• **Task**: Each line of the material below that holds the word "this" needs to be copied.

• **Material provided**:

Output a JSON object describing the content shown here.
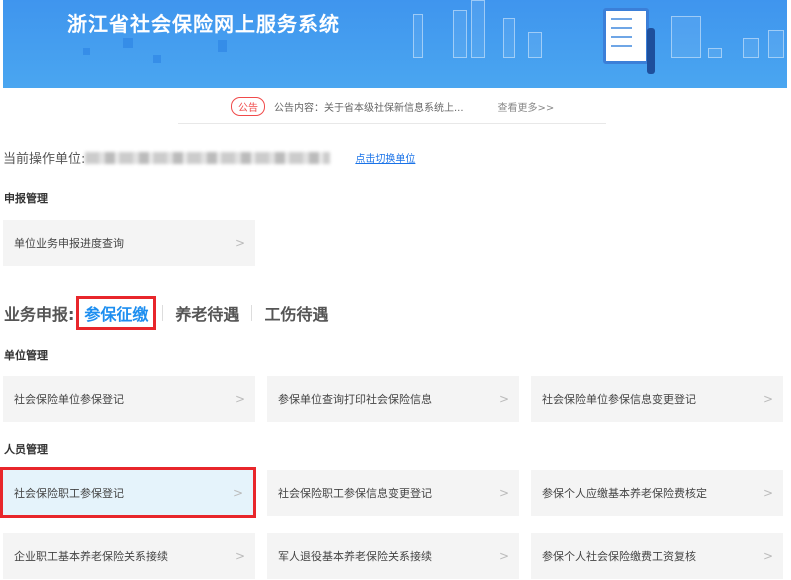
{
  "header": {
    "title": "浙江省社会保险网上服务系统"
  },
  "notice": {
    "badge": "公告",
    "text": "公告内容：关于省本级社保新信息系统上...",
    "more": "查看更多>>"
  },
  "operator": {
    "label": "当前操作单位:",
    "switch_link": "点击切换单位"
  },
  "declaration": {
    "title": "申报管理",
    "items": [
      {
        "label": "单位业务申报进度查询"
      }
    ]
  },
  "business": {
    "label": "业务申报:",
    "tabs": [
      {
        "label": "参保征缴",
        "active": true
      },
      {
        "label": "养老待遇"
      },
      {
        "label": "工伤待遇"
      }
    ]
  },
  "unit_mgmt": {
    "title": "单位管理",
    "items": [
      {
        "label": "社会保险单位参保登记"
      },
      {
        "label": "参保单位查询打印社会保险信息"
      },
      {
        "label": "社会保险单位参保信息变更登记"
      }
    ]
  },
  "person_mgmt": {
    "title": "人员管理",
    "items": [
      {
        "label": "社会保险职工参保登记"
      },
      {
        "label": "社会保险职工参保信息变更登记"
      },
      {
        "label": "参保个人应缴基本养老保险费核定"
      },
      {
        "label": "企业职工基本养老保险关系接续"
      },
      {
        "label": "军人退役基本养老保险关系接续"
      },
      {
        "label": "参保个人社会保险缴费工资复核"
      }
    ]
  },
  "arrow": ">",
  "colors": {
    "accent": "#1d8ef0",
    "highlight": "#e8262b"
  }
}
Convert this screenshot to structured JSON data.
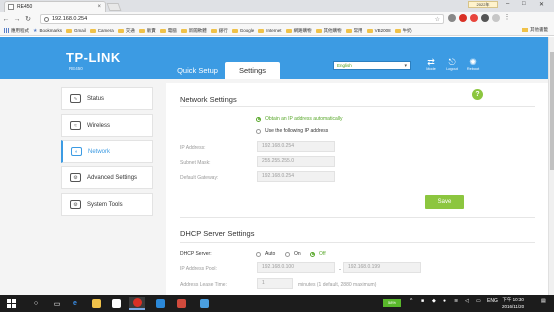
{
  "browser": {
    "tab_title": "RE450",
    "tab_close": "×",
    "user_label": "2022年",
    "url": "192.168.0.254",
    "bookmarks": [
      "應用程式",
      "Bookmarks",
      "Gmail",
      "Camera",
      "交通",
      "販賣",
      "電腦",
      "新聞軟體",
      "銀行",
      "Google",
      "Internet",
      "網路購物",
      "其他購物",
      "常用",
      "VB2008",
      "牛奶"
    ],
    "other_bookmarks": "其他書籤",
    "extension_colors": [
      "#888888",
      "#d93025",
      "#e8453c",
      "#555555",
      "#c7c7c7"
    ]
  },
  "header": {
    "logo": "TP-LINK",
    "model": "RE450",
    "tabs": {
      "quick_setup": "Quick Setup",
      "settings": "Settings"
    },
    "language": "English",
    "icons": {
      "mode": "Mode",
      "logout": "Logout",
      "reboot": "Reboot"
    },
    "accent": "#3c9be3"
  },
  "sidebar": {
    "items": [
      {
        "label": "Status",
        "icon": "status-icon",
        "glyph": "∿"
      },
      {
        "label": "Wireless",
        "icon": "wireless-icon",
        "glyph": "≈"
      },
      {
        "label": "Network",
        "icon": "network-icon",
        "glyph": "◐"
      },
      {
        "label": "Advanced Settings",
        "icon": "advanced-settings-icon",
        "glyph": "⚙"
      },
      {
        "label": "System Tools",
        "icon": "system-tools-icon",
        "glyph": "⚙"
      }
    ]
  },
  "network": {
    "title": "Network Settings",
    "opt_auto": "Obtain an IP address automatically",
    "opt_static": "Use the following IP address",
    "ip_label": "IP Address:",
    "ip_value": "192.168.0.254",
    "mask_label": "Subnet Mask:",
    "mask_value": "255.255.255.0",
    "gateway_label": "Default Gateway:",
    "gateway_value": "192.168.0.254",
    "save": "Save",
    "help": "?"
  },
  "dhcp": {
    "title": "DHCP Server Settings",
    "server_label": "DHCP Server:",
    "opt_auto": "Auto",
    "opt_on": "On",
    "opt_off": "Off",
    "pool_label": "IP Address Pool:",
    "pool_start": "192.168.0.100",
    "pool_dash": "-",
    "pool_end": "192.168.0.199",
    "lease_label": "Address Lease Time:",
    "lease_value": "1",
    "lease_note": "minutes (1 default, 2880 maximum)"
  },
  "taskbar": {
    "battery": "58%",
    "lang": "ENG",
    "time": "下午 10:30",
    "date": "2016/11/20"
  }
}
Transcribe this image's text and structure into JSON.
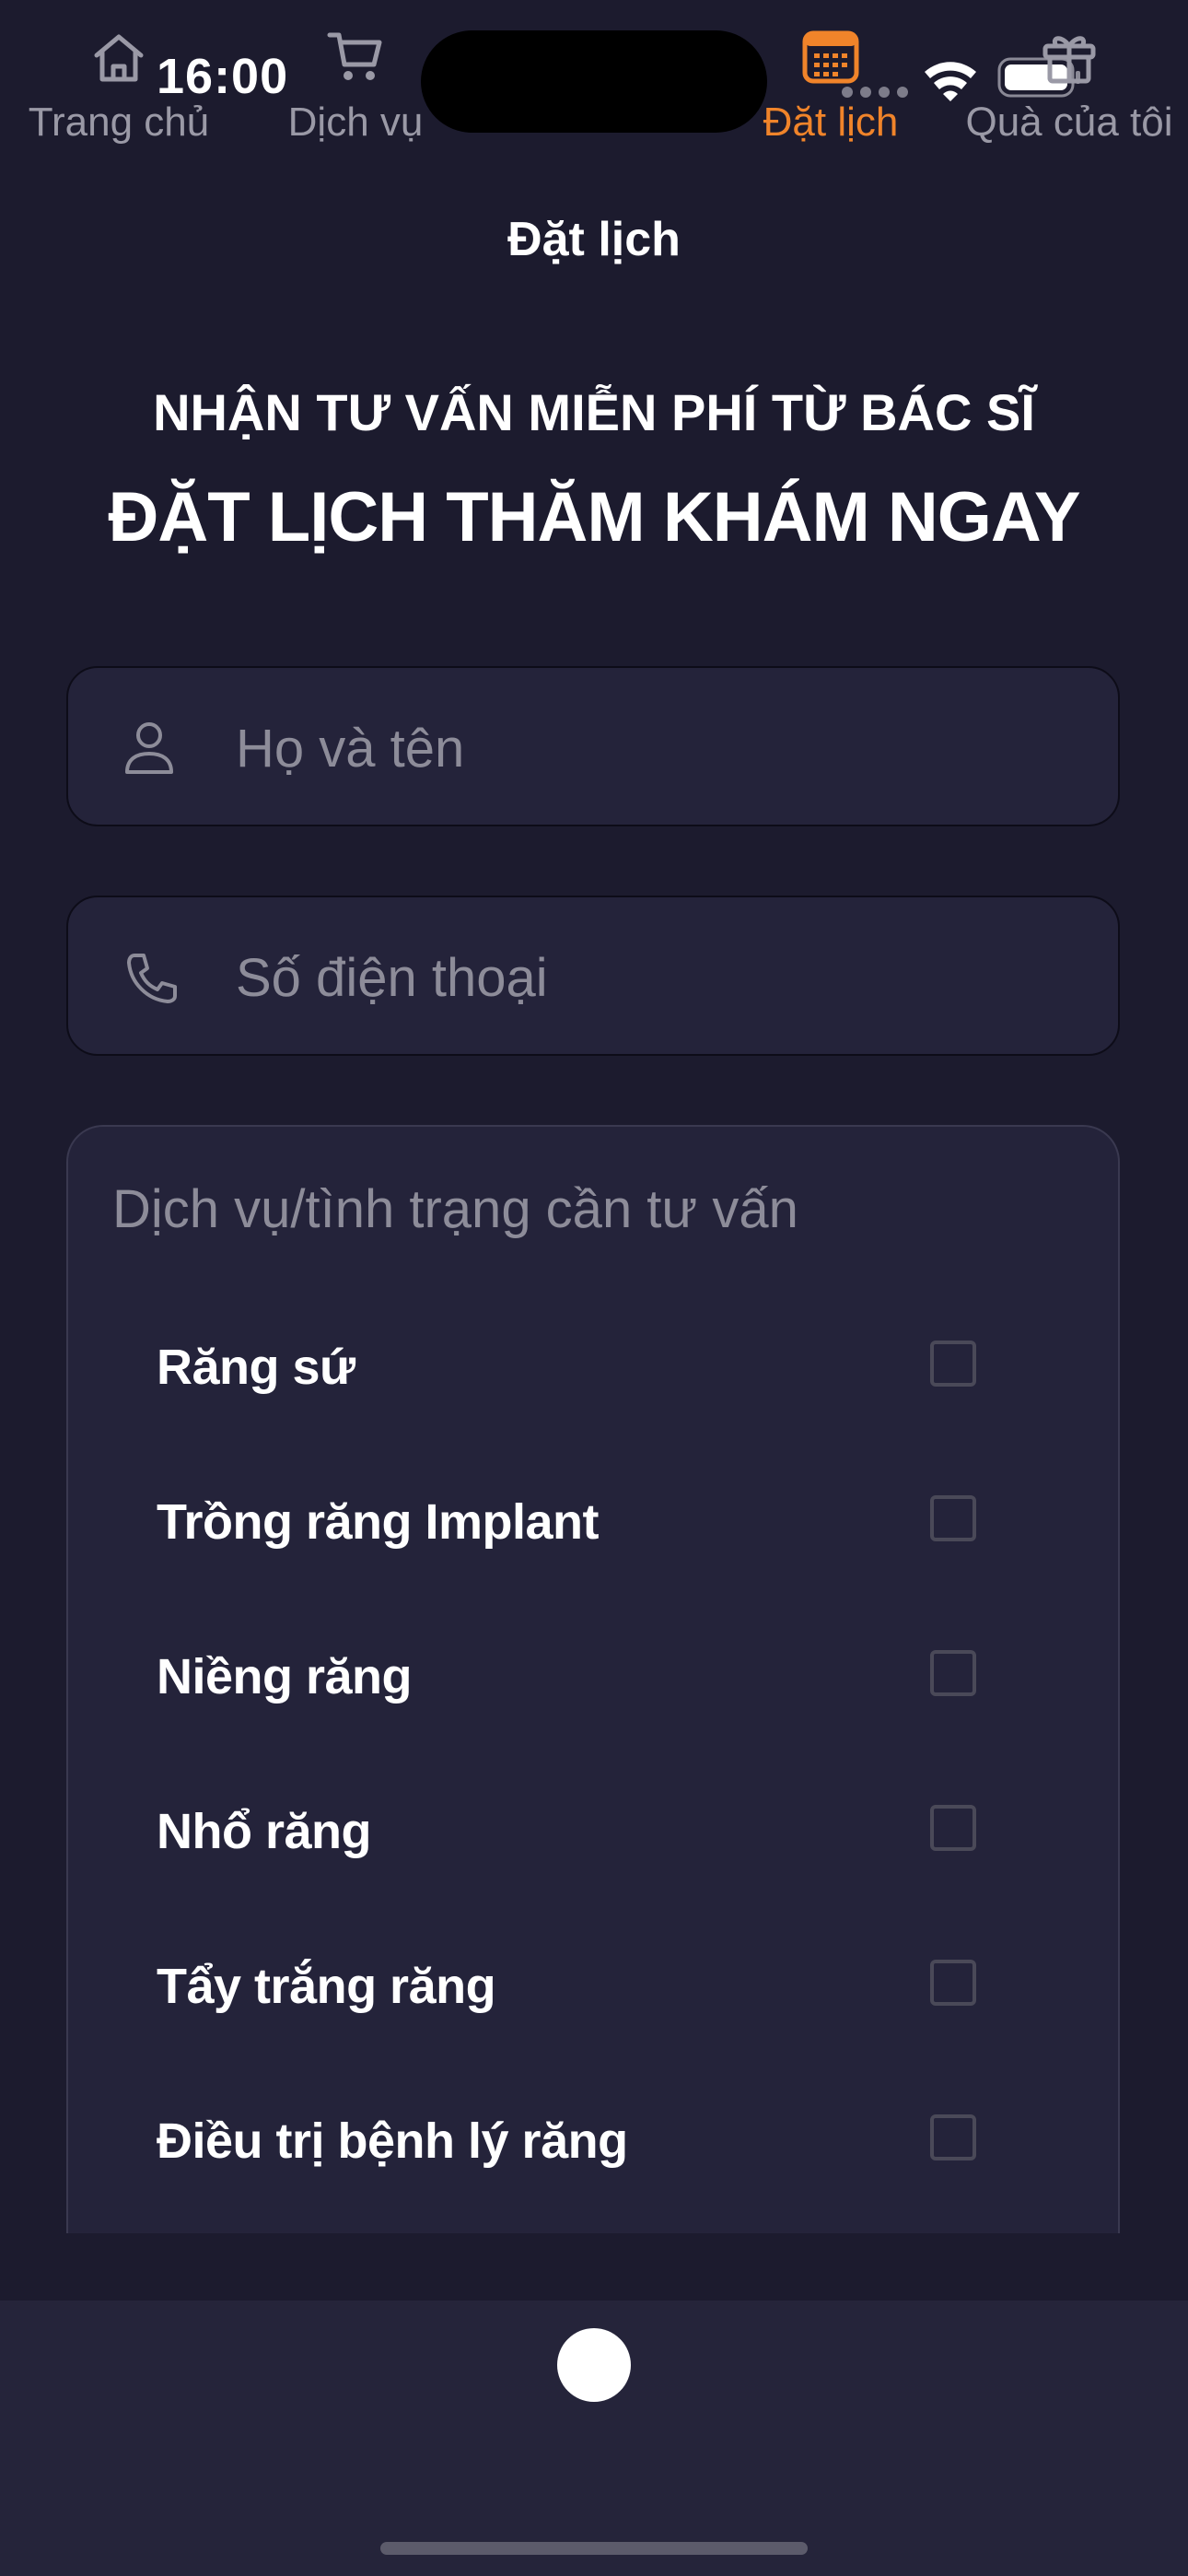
{
  "status_bar": {
    "time": "16:00"
  },
  "nav": {
    "title": "Đặt lịch"
  },
  "hero": {
    "subtitle": "NHẬN TƯ VẤN MIỄN PHÍ TỪ BÁC SĨ",
    "title": "ĐẶT LỊCH THĂM KHÁM NGAY"
  },
  "form": {
    "name_placeholder": "Họ và tên",
    "name_icon": "person-icon",
    "phone_placeholder": "Số điện thoại",
    "phone_icon": "phone-icon"
  },
  "services": {
    "label": "Dịch vụ/tình trạng cần tư vấn",
    "items": [
      {
        "label": "Răng sứ",
        "checked": false
      },
      {
        "label": "Trồng răng Implant",
        "checked": false
      },
      {
        "label": "Niềng răng",
        "checked": false
      },
      {
        "label": "Nhổ răng",
        "checked": false
      },
      {
        "label": "Tẩy trắng răng",
        "checked": false
      },
      {
        "label": "Điều trị bệnh lý răng",
        "checked": false
      }
    ]
  },
  "tab_bar": {
    "active_color": "#f0842a",
    "tabs": [
      {
        "label": "Trang chủ",
        "icon": "home-icon",
        "active": false
      },
      {
        "label": "Dịch vụ",
        "icon": "cart-icon",
        "active": false
      },
      {
        "label": "Đặt lịch",
        "icon": "calendar-icon",
        "active": true
      },
      {
        "label": "Quà của tôi",
        "icon": "gift-icon",
        "active": false
      }
    ]
  }
}
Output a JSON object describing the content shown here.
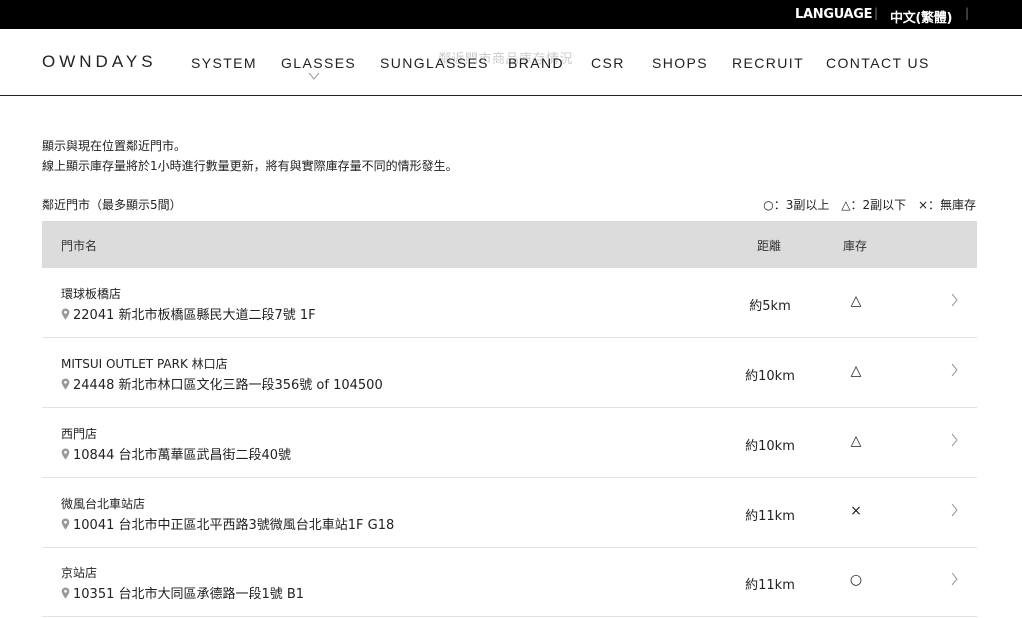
{
  "topbar": {
    "language_label": "LANGUAGE",
    "current_language": "中文(繁體)"
  },
  "header": {
    "logo": "OWNDAYS",
    "nav": [
      "SYSTEM",
      "GLASSES",
      "SUNGLASSES",
      "BRAND",
      "CSR",
      "SHOPS",
      "RECRUIT",
      "CONTACT US"
    ],
    "overlay_title": "鄰近門市商品庫存情況"
  },
  "intro": {
    "line1": "顯示與現在位置鄰近門市。",
    "line2": "線上顯示庫存量將於1小時進行數量更新，將有與實際庫存量不同的情形發生。"
  },
  "section": {
    "label": "鄰近門市（最多顯示5間）",
    "legend": [
      "○：3副以上",
      "△：2副以下",
      "×：無庫存"
    ]
  },
  "table": {
    "headers": {
      "store": "門市名",
      "distance": "距離",
      "stock": "庫存"
    },
    "rows": [
      {
        "name": "環球板橋店",
        "address": "22041 新北市板橋區縣民大道二段7號 1F",
        "distance": "約5km",
        "stock": "△"
      },
      {
        "name": "MITSUI OUTLET PARK 林口店",
        "address": "24448 新北市林口區文化三路一段356號 of 104500",
        "distance": "約10km",
        "stock": "△"
      },
      {
        "name": "西門店",
        "address": "10844 台北市萬華區武昌街二段40號",
        "distance": "約10km",
        "stock": "△"
      },
      {
        "name": "微風台北車站店",
        "address": "10041 台北市中正區北平西路3號微風台北車站1F G18",
        "distance": "約11km",
        "stock": "×"
      },
      {
        "name": "京站店",
        "address": "10351 台北市大同區承德路一段1號 B1",
        "distance": "約11km",
        "stock": "○"
      }
    ]
  },
  "colors": {
    "topbar_bg": "#000000",
    "table_header_bg": "#dcdcdc",
    "row_divider": "#e3e3e3",
    "pin_color": "#999999",
    "chevron_color": "#999999"
  }
}
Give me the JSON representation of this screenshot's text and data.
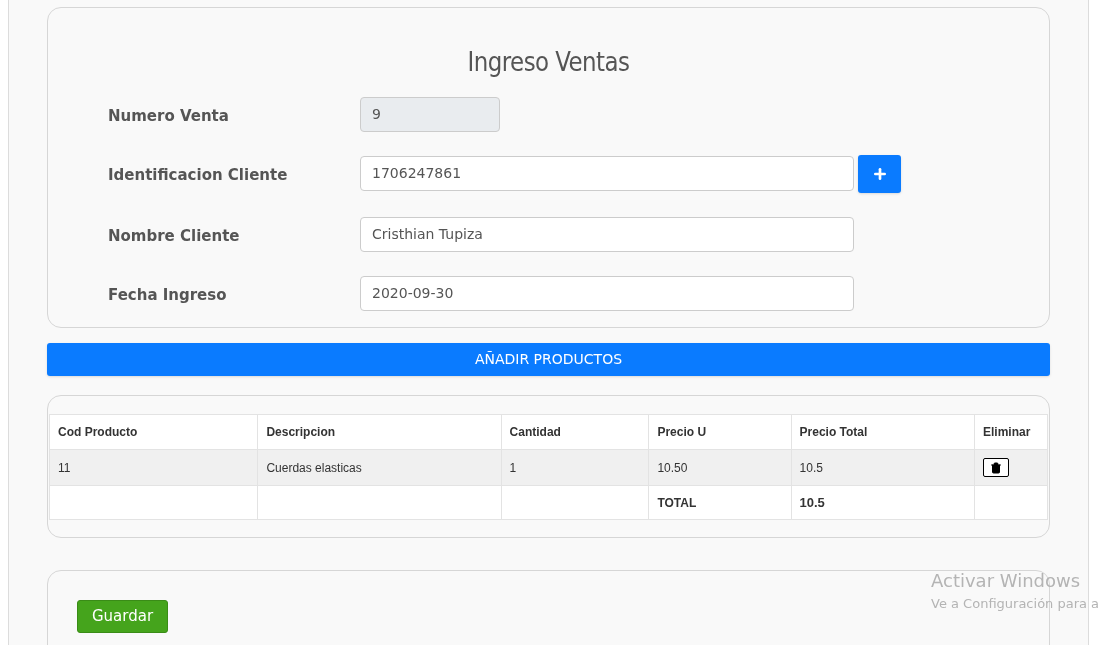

• **Response area**:
Convert this screenshot to structured JSON data.
Transcribe this image's text and structure into JSON.
Give me the JSON representation of this screenshot's text and data.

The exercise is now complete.